▽

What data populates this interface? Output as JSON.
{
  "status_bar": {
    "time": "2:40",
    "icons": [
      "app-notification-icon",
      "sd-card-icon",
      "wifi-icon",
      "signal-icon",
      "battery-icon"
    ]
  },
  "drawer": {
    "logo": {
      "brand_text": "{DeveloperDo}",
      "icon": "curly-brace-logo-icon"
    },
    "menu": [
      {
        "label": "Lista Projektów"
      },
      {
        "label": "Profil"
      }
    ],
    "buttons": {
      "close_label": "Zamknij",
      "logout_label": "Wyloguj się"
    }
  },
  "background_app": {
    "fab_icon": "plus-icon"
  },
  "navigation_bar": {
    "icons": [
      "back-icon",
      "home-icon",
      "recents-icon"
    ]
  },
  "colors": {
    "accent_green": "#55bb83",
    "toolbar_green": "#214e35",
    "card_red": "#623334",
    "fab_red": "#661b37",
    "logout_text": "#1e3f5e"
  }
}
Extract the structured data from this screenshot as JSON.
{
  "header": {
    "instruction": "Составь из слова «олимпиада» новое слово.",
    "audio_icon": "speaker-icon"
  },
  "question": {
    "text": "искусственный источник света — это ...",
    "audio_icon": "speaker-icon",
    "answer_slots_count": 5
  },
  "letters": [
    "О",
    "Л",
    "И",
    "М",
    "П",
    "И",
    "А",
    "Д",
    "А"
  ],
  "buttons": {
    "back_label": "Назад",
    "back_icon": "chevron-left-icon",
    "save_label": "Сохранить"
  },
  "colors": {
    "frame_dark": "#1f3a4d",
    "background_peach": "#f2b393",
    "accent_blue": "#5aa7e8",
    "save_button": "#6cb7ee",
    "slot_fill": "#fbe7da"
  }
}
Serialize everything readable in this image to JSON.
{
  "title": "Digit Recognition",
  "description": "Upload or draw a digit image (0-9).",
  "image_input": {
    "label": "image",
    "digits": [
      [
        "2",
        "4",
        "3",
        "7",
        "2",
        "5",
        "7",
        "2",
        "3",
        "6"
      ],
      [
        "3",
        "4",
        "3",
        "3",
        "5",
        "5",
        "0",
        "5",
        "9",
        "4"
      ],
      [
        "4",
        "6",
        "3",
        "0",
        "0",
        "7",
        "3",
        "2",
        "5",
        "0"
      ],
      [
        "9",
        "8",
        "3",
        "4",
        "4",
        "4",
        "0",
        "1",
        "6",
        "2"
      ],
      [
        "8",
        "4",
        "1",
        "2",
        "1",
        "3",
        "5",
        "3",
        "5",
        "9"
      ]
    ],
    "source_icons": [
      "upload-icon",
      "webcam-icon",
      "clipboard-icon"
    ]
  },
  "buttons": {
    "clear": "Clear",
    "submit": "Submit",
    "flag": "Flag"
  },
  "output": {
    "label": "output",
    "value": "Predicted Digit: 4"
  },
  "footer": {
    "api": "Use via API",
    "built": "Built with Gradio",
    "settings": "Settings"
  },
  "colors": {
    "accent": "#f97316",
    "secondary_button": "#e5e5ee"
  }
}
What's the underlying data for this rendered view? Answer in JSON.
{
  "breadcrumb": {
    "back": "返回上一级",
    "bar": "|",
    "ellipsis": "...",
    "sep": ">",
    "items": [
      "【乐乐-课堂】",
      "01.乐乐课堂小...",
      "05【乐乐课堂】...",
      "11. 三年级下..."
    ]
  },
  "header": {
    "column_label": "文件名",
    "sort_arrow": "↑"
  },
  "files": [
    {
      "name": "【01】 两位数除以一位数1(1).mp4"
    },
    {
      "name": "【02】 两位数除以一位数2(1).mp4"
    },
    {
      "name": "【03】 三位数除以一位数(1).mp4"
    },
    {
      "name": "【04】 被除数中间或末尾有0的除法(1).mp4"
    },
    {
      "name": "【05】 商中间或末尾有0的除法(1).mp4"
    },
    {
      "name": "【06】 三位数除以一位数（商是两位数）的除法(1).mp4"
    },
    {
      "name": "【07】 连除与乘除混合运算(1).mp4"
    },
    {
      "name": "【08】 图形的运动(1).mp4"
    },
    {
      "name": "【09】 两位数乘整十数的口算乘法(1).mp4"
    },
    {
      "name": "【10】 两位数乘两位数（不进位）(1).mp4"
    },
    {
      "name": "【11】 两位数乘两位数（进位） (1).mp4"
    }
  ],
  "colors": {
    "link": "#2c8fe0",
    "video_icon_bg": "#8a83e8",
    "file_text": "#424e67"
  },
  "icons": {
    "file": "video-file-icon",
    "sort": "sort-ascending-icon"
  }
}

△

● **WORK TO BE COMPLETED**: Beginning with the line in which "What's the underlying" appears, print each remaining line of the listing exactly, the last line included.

● **SOLUTION**:
What's the underlying data for this rendered view? Answer in JSON.
{
  "breadcrumb": {
    "back": "返回上一级",
    "bar": "|",
    "ellipsis": "...",
    "sep": ">",
    "items": [
      "【乐乐-课堂】",
      "01.乐乐课堂小...",
      "05【乐乐课堂】...",
      "11. 三年级下..."
    ]
  },
  "header": {
    "column_label": "文件名",
    "sort_arrow": "↑"
  },
  "files": [
    {
      "name": "【01】 两位数除以一位数1(1).mp4"
    },
    {
      "name": "【02】 两位数除以一位数2(1).mp4"
    },
    {
      "name": "【03】 三位数除以一位数(1).mp4"
    },
    {
      "name": "【04】 被除数中间或末尾有0的除法(1).mp4"
    },
    {
      "name": "【05】 商中间或末尾有0的除法(1).mp4"
    },
    {
      "name": "【06】 三位数除以一位数（商是两位数）的除法(1).mp4"
    },
    {
      "name": "【07】 连除与乘除混合运算(1).mp4"
    },
    {
      "name": "【08】 图形的运动(1).mp4"
    },
    {
      "name": "【09】 两位数乘整十数的口算乘法(1).mp4"
    },
    {
      "name": "【10】 两位数乘两位数（不进位）(1).mp4"
    },
    {
      "name": "【11】 两位数乘两位数（进位） (1).mp4"
    }
  ],
  "colors": {
    "link": "#2c8fe0",
    "video_icon_bg": "#8a83e8",
    "file_text": "#424e67"
  },
  "icons": {
    "file": "video-file-icon",
    "sort": "sort-ascending-icon"
  }
}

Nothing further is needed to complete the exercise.